Action item for libertarians and small-government conservatives

20080925_wallst_protest_33For years, believers in small government have been fuming at egregious Republican spending. All of a sudden, more mainstream Republicans are livid about bailouts. Even elected Republicans who supported bailouts are suddenly jumping on the anti-bailout bandwagon because they’ve been popped upside the head by their own supporters. Even Republican governors accepting bailout money are at increased political risk. If we want legislators and other political leaders to respond to the small-government message we wish to promote, it’s necessary to kick them where it counts. What better way than to hurt them with their own fundraising, activist and voting bases?

Here’s the mission for the small-government crew: Every time a Republican politician promotes or supports a plan which expands government spending, it’s up to us to call them on it with terminology which will hurt their political career.

As an obvious example, if a Republican presidential and vice presidential candidate team up to bail out Fannie Mae and Freddie Mac, we need to call them out on it. It this case, it probably cost McCain and Palin the election.

Again, on the obvious side, Republicans should be aware of whether their congressman voted to bail out auto manufacturers or not.

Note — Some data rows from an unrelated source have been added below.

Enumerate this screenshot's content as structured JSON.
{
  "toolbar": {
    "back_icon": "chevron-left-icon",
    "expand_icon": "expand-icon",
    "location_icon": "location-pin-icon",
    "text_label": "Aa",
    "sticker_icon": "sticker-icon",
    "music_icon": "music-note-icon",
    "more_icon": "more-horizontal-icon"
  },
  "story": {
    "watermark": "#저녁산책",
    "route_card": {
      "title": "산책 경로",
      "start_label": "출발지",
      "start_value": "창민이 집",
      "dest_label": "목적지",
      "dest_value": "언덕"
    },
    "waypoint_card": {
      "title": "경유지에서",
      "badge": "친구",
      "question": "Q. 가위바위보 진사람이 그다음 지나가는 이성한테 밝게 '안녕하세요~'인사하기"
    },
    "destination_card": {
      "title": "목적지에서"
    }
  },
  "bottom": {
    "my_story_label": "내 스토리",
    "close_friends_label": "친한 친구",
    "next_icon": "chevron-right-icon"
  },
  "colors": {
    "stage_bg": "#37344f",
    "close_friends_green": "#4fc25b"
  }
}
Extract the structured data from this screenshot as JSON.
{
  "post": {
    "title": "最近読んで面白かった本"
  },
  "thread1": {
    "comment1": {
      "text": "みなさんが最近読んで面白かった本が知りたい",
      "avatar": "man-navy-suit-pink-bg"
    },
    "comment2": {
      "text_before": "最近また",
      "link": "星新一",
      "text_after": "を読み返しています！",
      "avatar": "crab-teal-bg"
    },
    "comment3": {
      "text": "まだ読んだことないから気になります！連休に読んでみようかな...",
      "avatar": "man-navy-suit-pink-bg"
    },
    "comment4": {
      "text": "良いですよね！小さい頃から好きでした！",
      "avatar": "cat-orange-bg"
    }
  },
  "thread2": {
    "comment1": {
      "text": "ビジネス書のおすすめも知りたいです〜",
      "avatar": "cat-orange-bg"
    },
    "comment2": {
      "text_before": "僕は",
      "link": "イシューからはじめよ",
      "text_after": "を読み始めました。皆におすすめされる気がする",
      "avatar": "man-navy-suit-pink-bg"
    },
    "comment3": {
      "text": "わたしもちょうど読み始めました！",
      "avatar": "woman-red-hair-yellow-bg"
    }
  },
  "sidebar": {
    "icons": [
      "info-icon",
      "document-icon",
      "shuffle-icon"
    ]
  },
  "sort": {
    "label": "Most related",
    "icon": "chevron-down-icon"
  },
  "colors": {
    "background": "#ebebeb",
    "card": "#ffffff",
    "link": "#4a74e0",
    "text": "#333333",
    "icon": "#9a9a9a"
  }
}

Regular old pork counts, too. If a Republican wants to spend a couple of million dollars on fish, we need to call him out on it. “Senator Shelby bails out out Catfish Genome Project” would be a good one. Or course, such fishy-smelling pork isn’t limited to Alabama senators. Maine Senators Susan Collins and Olympia Snowe just love bailing out the Lobster Institute.

When a Republican governor wishes to increase taxes, let’s make sure folks know that Governor Riley wanted to bail out the Alabama Education Association or that Governor Huckabee taxes the elderly at the old folks’ home to bail out failed government programs.

Senator Hatch not only supports slavery, but he wants to bail out organizations which can’t obtain enough “volunteers.”

Of course, if it’s an omnibus spending bill, one omnibus target is lobbyists. For example, Congressman Smith and Jones vote “yes” on Obama budget bill to bail out DC lobbyists.

If it’s legislation aimed at lowering the amount of smokers in the country, it’s now a bail out for people too stupid (myself included) to quit.  The same general logic could be applied to about any nanny-state legislation. Even anti-Second Amendment legislation could be considered a bailout to the mortuary industry.

As bailouts are viewed very negatively by most Republicans I know, we need to change the rhetoric in a way that is meaningful to them.  I’ll predict that it will be tough for a Republican constantly tagged with the word “bailout” to win a primary election for the next couple of years, at least.

Pretty much every spending bill coming out of Washington contains the transfer of money from the producer of the money to someone who didn’t earn it.  The formula is simple:

(Insert politician name) (votes, supports, promotes, as appropriate) the bailout of  (beneficiary of government largesse).